> _YOUR GOAL_:
Retype the following records exactly and exclude the pictures.
--------
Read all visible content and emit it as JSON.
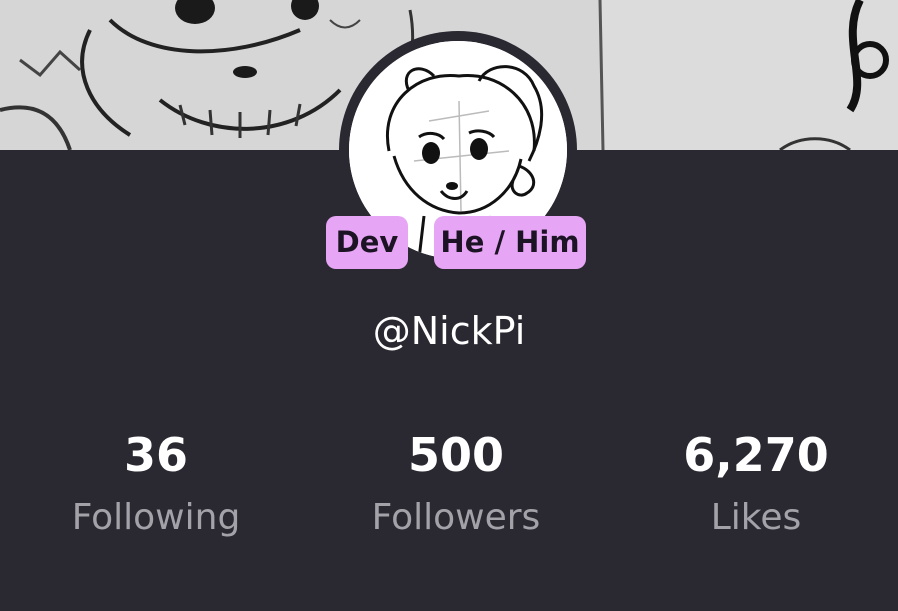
{
  "profile": {
    "username": "@NickPi",
    "badges": {
      "role": "Dev",
      "pronouns": "He / Him"
    }
  },
  "stats": {
    "following": {
      "value": "36",
      "label": "Following"
    },
    "followers": {
      "value": "500",
      "label": "Followers"
    },
    "likes": {
      "value": "6,270",
      "label": "Likes"
    }
  },
  "icons": {
    "banner": "sketch-banner-image",
    "avatar": "sketch-avatar-image"
  },
  "colors": {
    "background": "#2a2831",
    "badge": "#e7a6f5",
    "label": "#a4a2a9"
  }
}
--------
> _OUTPUT_:
Read all visible content and emit it as JSON.
{
  "profile": {
    "username": "@NickPi",
    "badges": {
      "role": "Dev",
      "pronouns": "He / Him"
    }
  },
  "stats": {
    "following": {
      "value": "36",
      "label": "Following"
    },
    "followers": {
      "value": "500",
      "label": "Followers"
    },
    "likes": {
      "value": "6,270",
      "label": "Likes"
    }
  },
  "icons": {
    "banner": "sketch-banner-image",
    "avatar": "sketch-avatar-image"
  },
  "colors": {
    "background": "#2a2831",
    "badge": "#e7a6f5",
    "label": "#a4a2a9"
  }
}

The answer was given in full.